Wait, we do have water, btw. However, water pressure is too weak that it doesn't go up. It does not reach my room. My washroom does not have water. The faucets in it have not released a single drop since the storm [Typhoon Basyang]. So that's roughly 6 days of being waterless. I have to fetch water all the way down from the basement.

I am Hybrid Cha shares her own water shortage experience [6].

This is really pain for me, for all of us and I absolutely am extending my patience the farthest I could because I do not have any choice (smile!). Plates, utensils, pans and glasses unwashed, left in the kitchen sink overnight; not having a good and indulgent bath (since water arrives (arrives???) at 6 AM and leaves (leaves??? visitor it is!) around 1 PM) for work; I wanted to take a short and comfy shower (when I feel like it) but since there is no water well what can I do but endure that sticky and messy feeling. There are things that I so want to do, things that are part of my routine that I could no longer do these past few days (since Thursday evening, July 15th to be exact!) because water just would not cooperate.

Let's Go Pinoy also shares a personal experience [7] which he thinks is connected to the water crisis.

although our faucets continue to provide our much-needed water supply, yesterday the water that was coming out was a light brown color! I thought at first it was from the dirty pail and washed it both inside and out and then after several rinses, I realized that it was the water itself. It's still that way this morning but not as brown. Because of this I didn't want to take my bath yesterday. But the heat and my stickiness from sweating got the better of me and I used the water to bathe.

Pinoy Buzz III recommends measures [8] that the government can take to solve the water shortage problem in the long-run.

1. All buildings should be retrofitted so that it will be able to recycle the water it uses for its sinks and toilet bowls.

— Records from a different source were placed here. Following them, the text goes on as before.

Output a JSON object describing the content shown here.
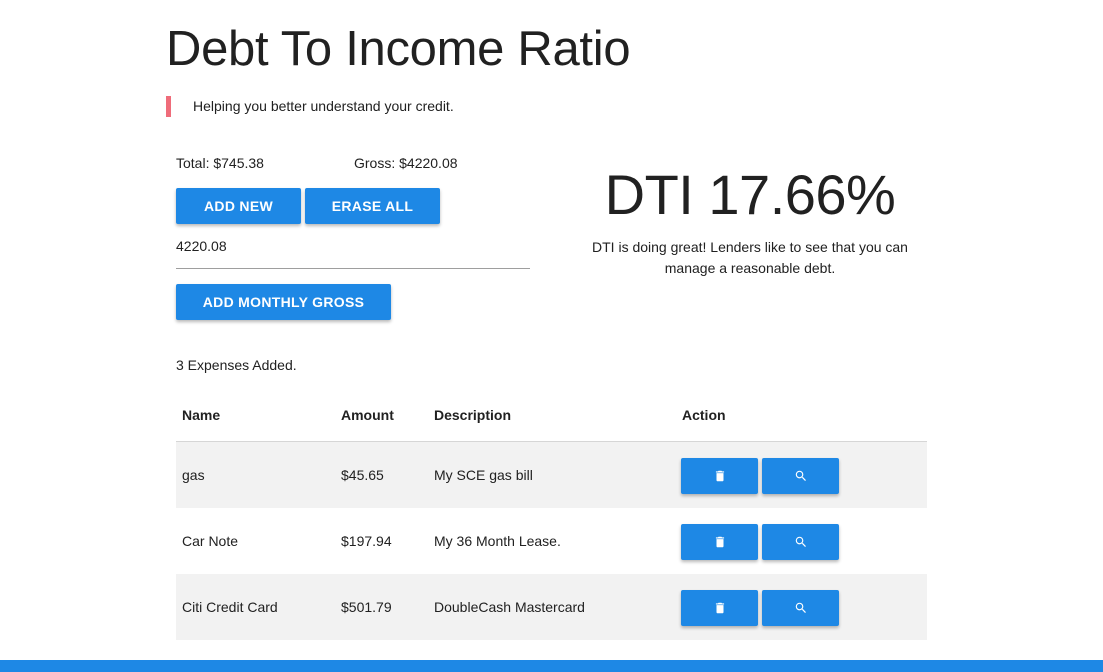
{
  "header": {
    "title": "Debt To Income Ratio",
    "subtitle": "Helping you better understand your credit."
  },
  "summary": {
    "total": "Total: $745.38",
    "gross": "Gross: $4220.08"
  },
  "buttons": {
    "add_new": "ADD NEW",
    "erase_all": "ERASE ALL",
    "add_monthly_gross": "ADD MONTHLY GROSS"
  },
  "gross_input": {
    "value": "4220.08"
  },
  "dti": {
    "value": "DTI 17.66%",
    "message": "DTI is doing great! Lenders like to see that you can manage a reasonable debt."
  },
  "expenses": {
    "count_text": "3 Expenses Added.",
    "columns": [
      "Name",
      "Amount",
      "Description",
      "Action"
    ],
    "rows": [
      {
        "name": "gas",
        "amount": "$45.65",
        "description": "My SCE gas bill"
      },
      {
        "name": "Car Note",
        "amount": "$197.94",
        "description": "My 36 Month Lease."
      },
      {
        "name": "Citi Credit Card",
        "amount": "$501.79",
        "description": "DoubleCash Mastercard"
      }
    ]
  },
  "icons": {
    "delete": "trash-icon",
    "view": "search-icon"
  },
  "colors": {
    "primary": "#1e88e5",
    "quote_accent": "#ef6c7a",
    "row_stripe": "#f2f2f2"
  }
}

2. All buildings should start storing rainwater.

3. All commercial establishments and private residences must have a waste water treatment facility. Smaller establishments can opt to have a communal waste water treatment facility, larger establishments may have their own.

4. Ban the development of new golf courses and inland water resorts.

5. Start the construction of desalination plants…

6. Start the construction of water recovery facilities along the Pasig River and in Laguna de Bay.

According to the Radical's Nut, the water shortage crisis [9] goes beyond the El Niño phenomenon and would not have been as bad “if not for structural issues related to the privatization of the Metropolitan Waterworks and Sewerage System (MWSS) almost 13 years ago.”

Among the many promises made by the private water concessionaires and hyped by the then Ramos administration was upgrading the decrepit water system infrastructure. Such upgrade intends to substantially reduce non-revenue water (NRW, or water lost due to leaks and pilferage) and help achieve universal and 24/7 water supply for an increasing number of households. In their original concession agreement with MWSS, the private water firms promised to provide universal access by 2001.

But until today, less than 60 percent of 790,000 households in Maynilad’s service area have 24-hour water service while only 74 percent receive water at 7-pound per square inch (PSI) or stronger pressure (read here [10]). More than half (53 percent) of water allocated to Maynilad continues to get wasted because of leaks and pilferage (read here [11])…

There is no available data that break down NRW into leaks and pilferage. But the continued pervasiveness of illegal connections may be explained by skyrocketing water bills due to full-cost recovery under water privatization. Since MWSS was privatized, Maynilad’s basic charge has already soared by 449 percent and Manila Water, by 845 percent. Put that in a situation of worsening job scarcity, stagnant wages and income, and rapid increases in the overall cost of living and you will get the picture.